**DATASET RECORDS:**

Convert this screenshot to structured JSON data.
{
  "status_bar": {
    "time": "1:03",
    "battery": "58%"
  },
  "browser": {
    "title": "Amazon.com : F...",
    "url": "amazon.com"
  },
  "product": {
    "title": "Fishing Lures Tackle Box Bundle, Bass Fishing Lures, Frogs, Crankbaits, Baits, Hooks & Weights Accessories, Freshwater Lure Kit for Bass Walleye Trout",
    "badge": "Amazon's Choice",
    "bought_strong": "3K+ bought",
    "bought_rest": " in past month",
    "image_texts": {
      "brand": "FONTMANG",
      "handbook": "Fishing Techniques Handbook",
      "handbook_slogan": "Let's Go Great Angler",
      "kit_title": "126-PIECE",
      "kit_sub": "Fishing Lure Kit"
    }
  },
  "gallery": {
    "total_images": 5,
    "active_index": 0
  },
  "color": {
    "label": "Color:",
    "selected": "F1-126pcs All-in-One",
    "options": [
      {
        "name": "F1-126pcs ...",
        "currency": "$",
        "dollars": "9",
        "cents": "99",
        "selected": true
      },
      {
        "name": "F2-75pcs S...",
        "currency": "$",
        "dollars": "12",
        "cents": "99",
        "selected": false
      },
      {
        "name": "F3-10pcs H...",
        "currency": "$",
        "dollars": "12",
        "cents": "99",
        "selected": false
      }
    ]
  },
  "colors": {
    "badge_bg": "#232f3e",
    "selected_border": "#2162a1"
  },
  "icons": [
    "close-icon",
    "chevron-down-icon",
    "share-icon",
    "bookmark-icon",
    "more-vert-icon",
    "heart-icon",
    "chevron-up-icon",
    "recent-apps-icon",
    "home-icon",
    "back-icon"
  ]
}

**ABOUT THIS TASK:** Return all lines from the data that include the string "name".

**TASK ANSWER:**
        "name": "F1-126pcs ...",
        "name": "F2-75pcs S...",
        "name": "F3-10pcs H...",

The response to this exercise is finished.